- REQUIREMENT:
Pick every line out of the entries below that holds the string "expanded", and report them.

[SOURCE MATERIAL — start]

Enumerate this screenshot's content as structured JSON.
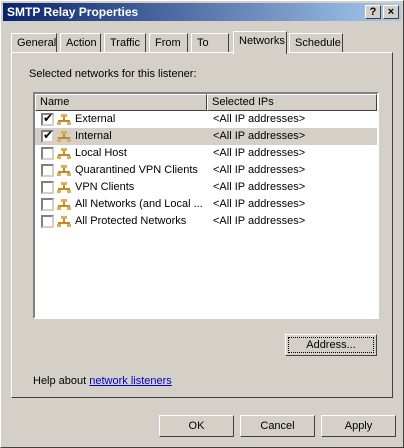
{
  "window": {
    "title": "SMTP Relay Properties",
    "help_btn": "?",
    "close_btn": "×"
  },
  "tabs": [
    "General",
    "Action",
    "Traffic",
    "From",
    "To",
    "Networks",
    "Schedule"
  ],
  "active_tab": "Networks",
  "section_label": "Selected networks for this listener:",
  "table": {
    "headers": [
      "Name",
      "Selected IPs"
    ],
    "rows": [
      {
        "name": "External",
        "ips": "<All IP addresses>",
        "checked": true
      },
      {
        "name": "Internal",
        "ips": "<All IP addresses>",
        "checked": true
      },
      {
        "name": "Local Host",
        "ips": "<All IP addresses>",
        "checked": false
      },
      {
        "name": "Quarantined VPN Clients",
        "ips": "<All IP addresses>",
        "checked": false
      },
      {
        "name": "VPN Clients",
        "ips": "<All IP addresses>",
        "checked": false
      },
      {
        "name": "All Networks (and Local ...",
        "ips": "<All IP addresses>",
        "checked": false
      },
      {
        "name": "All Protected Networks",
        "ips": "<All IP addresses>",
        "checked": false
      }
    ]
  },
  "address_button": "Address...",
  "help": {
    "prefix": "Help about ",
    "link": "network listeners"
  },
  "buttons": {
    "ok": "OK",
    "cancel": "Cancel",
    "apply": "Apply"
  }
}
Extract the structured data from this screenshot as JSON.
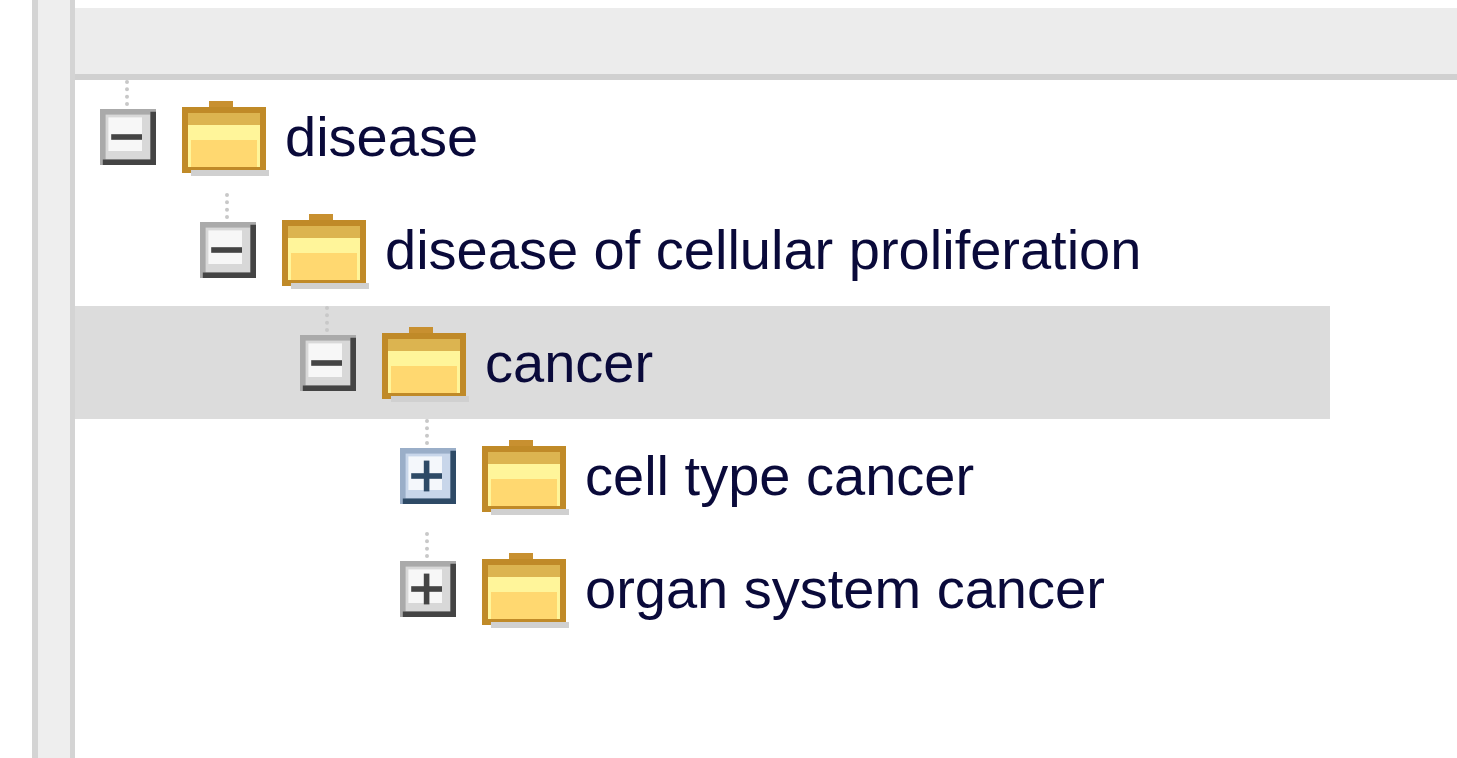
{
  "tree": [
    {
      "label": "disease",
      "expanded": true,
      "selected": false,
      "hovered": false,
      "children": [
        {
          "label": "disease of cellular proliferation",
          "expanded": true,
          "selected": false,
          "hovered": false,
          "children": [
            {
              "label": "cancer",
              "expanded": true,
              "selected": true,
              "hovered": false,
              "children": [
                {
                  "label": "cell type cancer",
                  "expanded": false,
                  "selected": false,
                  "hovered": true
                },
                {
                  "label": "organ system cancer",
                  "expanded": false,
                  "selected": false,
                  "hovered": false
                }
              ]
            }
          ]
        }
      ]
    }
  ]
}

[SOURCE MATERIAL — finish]
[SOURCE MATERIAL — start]

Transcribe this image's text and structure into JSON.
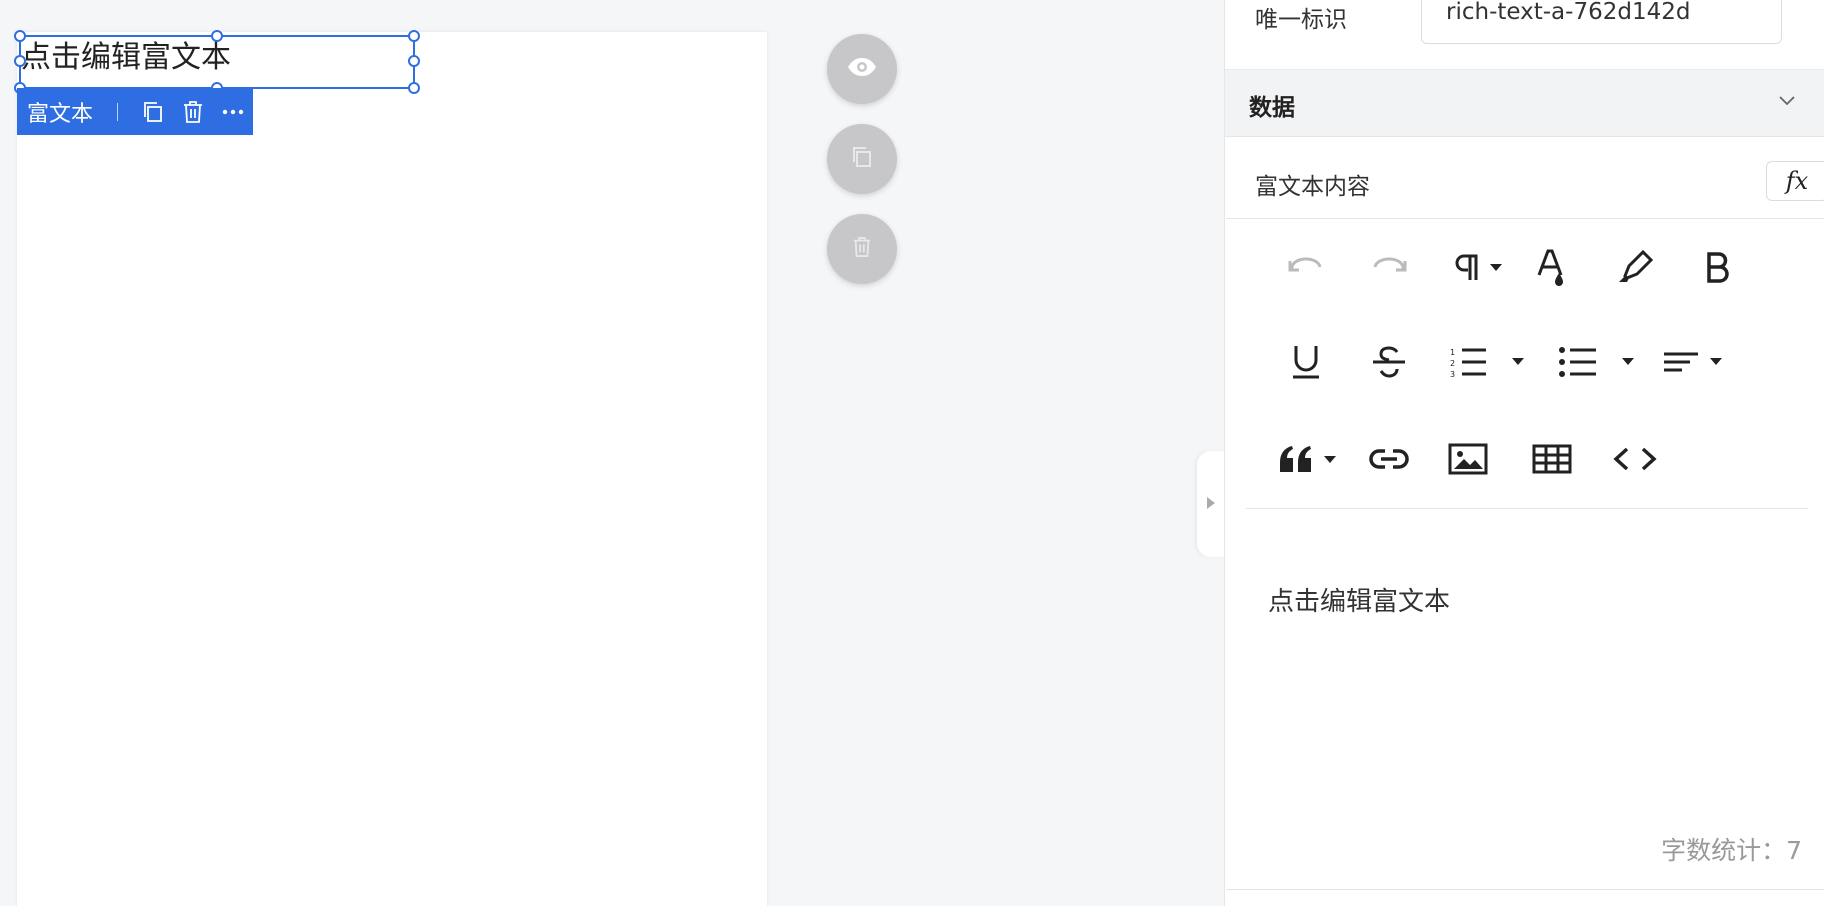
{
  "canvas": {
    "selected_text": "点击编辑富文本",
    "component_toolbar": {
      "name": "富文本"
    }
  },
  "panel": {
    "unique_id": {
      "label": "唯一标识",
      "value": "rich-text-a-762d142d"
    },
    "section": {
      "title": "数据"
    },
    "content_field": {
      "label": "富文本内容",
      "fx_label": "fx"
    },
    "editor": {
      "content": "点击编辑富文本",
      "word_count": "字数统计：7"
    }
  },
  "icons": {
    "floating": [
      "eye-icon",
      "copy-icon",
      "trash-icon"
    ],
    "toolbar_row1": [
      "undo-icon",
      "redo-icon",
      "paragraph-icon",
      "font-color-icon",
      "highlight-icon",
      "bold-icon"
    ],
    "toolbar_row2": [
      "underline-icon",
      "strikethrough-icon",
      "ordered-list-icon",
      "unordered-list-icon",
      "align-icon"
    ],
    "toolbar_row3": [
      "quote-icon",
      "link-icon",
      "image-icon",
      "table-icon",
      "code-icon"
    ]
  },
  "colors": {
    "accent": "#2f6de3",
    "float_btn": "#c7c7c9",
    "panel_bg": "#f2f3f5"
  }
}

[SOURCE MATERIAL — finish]

- WRITTEN REPLY:
      "expanded": true,
          "expanded": true,
              "expanded": true,
                  "expanded": false,
                  "expanded": false,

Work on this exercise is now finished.